*YOUR GOAL*: For each line in the data below that holds "title", return a copy.

[Interface dataset entries]

□ □ □ □ □

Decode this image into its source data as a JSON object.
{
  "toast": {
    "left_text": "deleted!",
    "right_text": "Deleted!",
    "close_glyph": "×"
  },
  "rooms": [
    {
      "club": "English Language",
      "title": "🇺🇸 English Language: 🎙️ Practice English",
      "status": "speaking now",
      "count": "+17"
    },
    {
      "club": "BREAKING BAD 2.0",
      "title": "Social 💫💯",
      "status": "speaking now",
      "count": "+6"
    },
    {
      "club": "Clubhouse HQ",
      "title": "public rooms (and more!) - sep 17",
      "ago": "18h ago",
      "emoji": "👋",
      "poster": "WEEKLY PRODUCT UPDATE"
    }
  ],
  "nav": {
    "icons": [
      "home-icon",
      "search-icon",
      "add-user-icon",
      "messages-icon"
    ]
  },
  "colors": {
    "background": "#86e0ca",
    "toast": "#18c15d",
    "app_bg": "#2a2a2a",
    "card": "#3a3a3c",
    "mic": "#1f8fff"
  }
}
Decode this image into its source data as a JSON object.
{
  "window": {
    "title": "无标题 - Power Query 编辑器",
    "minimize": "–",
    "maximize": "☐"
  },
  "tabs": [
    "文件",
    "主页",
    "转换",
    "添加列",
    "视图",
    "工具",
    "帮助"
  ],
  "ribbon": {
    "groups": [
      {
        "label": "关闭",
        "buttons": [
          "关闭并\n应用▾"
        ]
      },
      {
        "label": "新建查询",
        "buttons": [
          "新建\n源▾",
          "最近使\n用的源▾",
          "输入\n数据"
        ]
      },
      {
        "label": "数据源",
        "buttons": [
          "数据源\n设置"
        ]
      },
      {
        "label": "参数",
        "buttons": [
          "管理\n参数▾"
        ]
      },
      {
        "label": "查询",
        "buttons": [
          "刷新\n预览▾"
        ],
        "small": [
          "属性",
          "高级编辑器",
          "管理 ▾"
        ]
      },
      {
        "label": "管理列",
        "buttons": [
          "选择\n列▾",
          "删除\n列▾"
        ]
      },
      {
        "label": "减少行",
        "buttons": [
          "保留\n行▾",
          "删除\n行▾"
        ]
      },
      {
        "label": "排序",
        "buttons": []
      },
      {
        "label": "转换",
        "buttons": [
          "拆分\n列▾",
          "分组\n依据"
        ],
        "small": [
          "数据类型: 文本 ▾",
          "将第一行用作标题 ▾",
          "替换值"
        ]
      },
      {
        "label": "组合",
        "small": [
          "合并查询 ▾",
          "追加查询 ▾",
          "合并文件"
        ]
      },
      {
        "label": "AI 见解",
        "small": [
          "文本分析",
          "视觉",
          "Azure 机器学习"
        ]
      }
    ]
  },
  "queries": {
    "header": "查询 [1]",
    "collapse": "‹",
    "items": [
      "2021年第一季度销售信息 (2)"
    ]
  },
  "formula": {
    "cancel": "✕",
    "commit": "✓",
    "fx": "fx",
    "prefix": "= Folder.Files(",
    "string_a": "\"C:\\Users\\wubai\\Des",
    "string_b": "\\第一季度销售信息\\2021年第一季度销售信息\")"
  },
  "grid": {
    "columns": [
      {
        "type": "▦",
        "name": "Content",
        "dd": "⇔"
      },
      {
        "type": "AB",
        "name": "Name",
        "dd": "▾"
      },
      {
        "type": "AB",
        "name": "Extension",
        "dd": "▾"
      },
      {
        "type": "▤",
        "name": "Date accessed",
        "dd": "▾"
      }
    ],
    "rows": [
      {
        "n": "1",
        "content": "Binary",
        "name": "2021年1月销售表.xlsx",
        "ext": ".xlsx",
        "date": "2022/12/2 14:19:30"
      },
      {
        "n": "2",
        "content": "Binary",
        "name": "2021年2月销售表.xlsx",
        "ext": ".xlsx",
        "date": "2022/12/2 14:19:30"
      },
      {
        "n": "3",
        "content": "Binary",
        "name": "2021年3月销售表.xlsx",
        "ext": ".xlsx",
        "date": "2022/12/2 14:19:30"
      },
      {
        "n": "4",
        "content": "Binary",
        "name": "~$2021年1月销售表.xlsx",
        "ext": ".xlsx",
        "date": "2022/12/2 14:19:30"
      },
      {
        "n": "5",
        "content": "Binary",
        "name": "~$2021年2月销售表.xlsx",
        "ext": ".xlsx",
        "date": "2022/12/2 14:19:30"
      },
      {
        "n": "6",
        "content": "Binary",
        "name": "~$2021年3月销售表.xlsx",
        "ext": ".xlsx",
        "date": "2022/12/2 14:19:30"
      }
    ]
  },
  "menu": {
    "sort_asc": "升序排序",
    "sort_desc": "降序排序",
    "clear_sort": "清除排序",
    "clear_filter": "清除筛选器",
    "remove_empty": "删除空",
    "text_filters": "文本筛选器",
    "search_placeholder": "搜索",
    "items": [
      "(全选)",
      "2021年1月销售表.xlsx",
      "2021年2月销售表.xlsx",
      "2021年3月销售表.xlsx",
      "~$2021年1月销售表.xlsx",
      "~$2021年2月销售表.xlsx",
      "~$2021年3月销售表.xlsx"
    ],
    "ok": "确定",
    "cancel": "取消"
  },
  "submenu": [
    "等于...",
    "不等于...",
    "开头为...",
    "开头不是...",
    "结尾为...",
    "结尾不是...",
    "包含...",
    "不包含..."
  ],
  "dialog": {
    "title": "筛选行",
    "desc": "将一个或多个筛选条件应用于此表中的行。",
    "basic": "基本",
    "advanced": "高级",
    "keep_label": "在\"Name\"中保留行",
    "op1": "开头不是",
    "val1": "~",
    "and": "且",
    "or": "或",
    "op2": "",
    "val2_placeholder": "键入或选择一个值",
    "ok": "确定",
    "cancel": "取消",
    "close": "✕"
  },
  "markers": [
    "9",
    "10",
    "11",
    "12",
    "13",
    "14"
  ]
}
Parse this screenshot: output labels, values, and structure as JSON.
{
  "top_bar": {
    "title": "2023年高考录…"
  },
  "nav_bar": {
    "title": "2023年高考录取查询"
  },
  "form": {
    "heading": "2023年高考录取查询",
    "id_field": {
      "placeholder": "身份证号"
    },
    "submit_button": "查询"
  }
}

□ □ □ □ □

*RESULT OF THIS TASK*:
      "title": "🇺🇸 English Language: 🎙️ Practice English",
      "title": "Social 💫💯",
      "title": "public rooms (and more!) - sep 17",
    "title": "无标题 - Power Query 编辑器",
    "title": "筛选行",
    "title": "2023年高考录…"
    "title": "2023年高考录取查询"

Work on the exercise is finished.